updated 06:48 pm EDT, Tue July 10, 2012
CEO promises 'lean, mean' RIM
Research In Motion held its annual shareholder meeting today, and Wall Street appears unimpressed with executives' plans to reverse the company's flagging fortunes. The past year has seen nearly 80 percent of RIM's value vanish in the face of competition, and observers from many corners are wondering if the company can survive the year. Speaking with shareholders, Reuters reports, CEO Thorsten Heins retained his previously-expressed optimism about the company's future; shareholders appear skeptical though.
This was the first annual meeting for Heins since he took over control of the company, and the CEO did his best to dispel persistent rumors that the company was close to a sale or breakup. Heins acknowledged investors' discontent but maintained that the current executive team was hard at work to transform RIM into a "lean, mean hunting machine."
That leanness will likely take the form of significant reductions in both RIM's product offerings and its operational size. The BlackBerry maker has already purged its executive rolls and has been making cuts to other areas of its operations, all in an effort to save $1 billion this fiscal year.
According to Heins, RIM will undergo a transformation over the next few months: from an inefficient organization with more than 20 handset offerings to a slimmer group focused on high-end and mid-range devices. Next year will likely see the release of two models, one a touchscreen device and the other a model with a hardware keyboard more in keeping with the BlackBerry brand.

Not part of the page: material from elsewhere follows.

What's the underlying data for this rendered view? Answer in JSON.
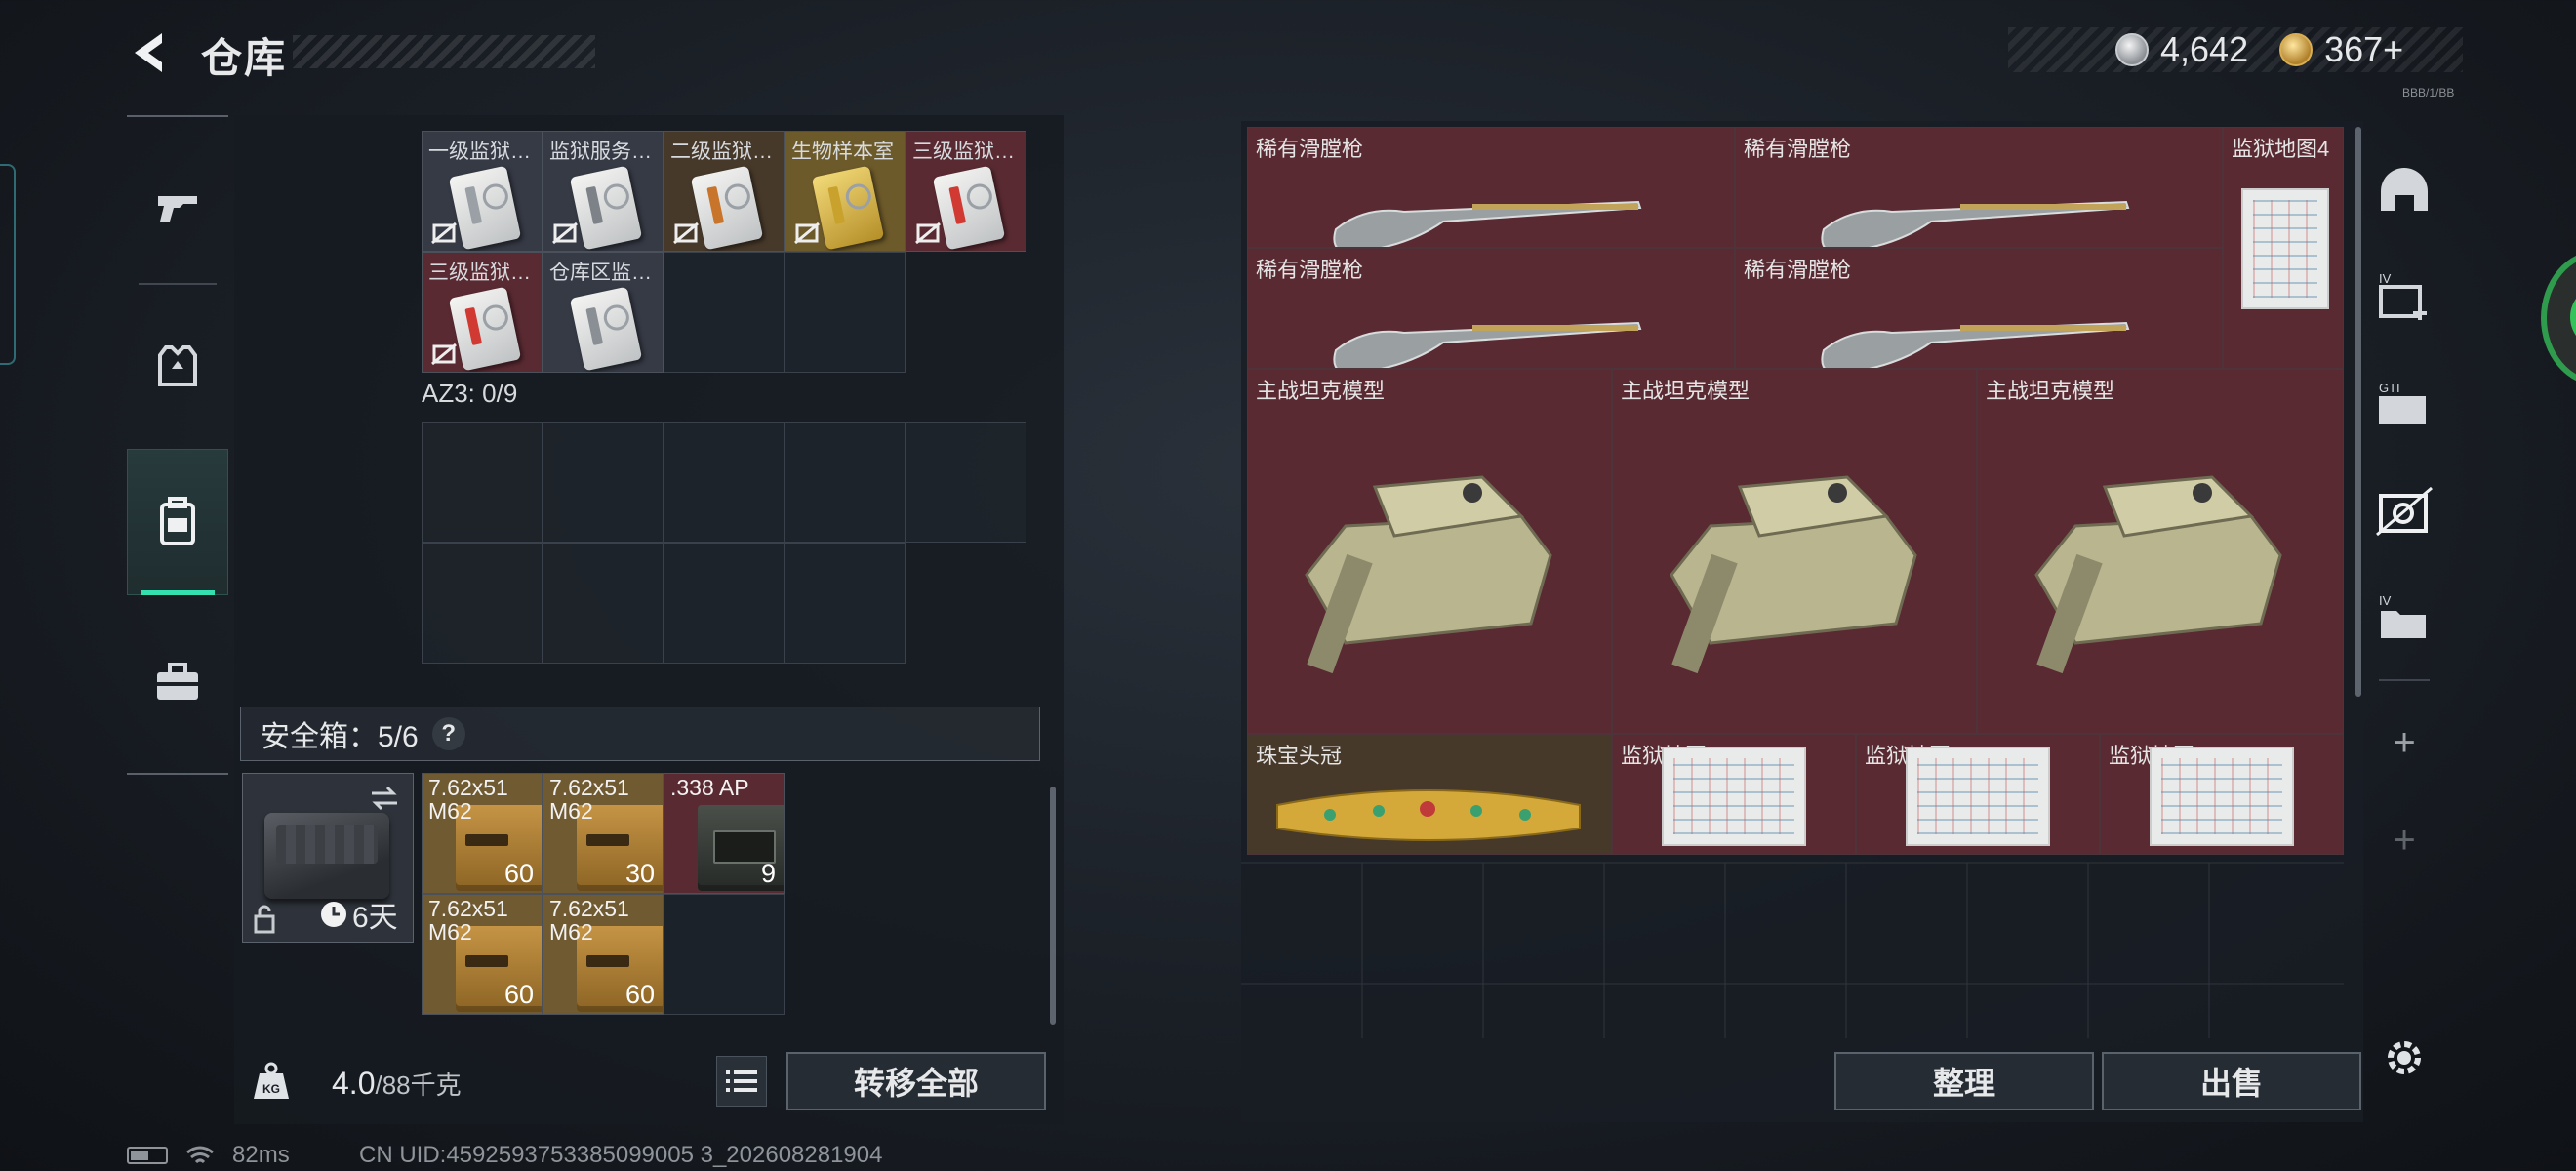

RIM's market struggles are well-documented, and the company does indeed face dire straits; but there have been some positive signs. While its most recent financial statement brought news of a half-billion dollar loss, it also brought news that BlackBerry's subscriber base had actually grown by eight million in the previous quarter. RIM also enjoys growing popularity in developing markets, and the company will be looking to capitalize on that as it moves forward. Shares of the BlackBerry maker fell five percent following Heins address to the assembled shareholders.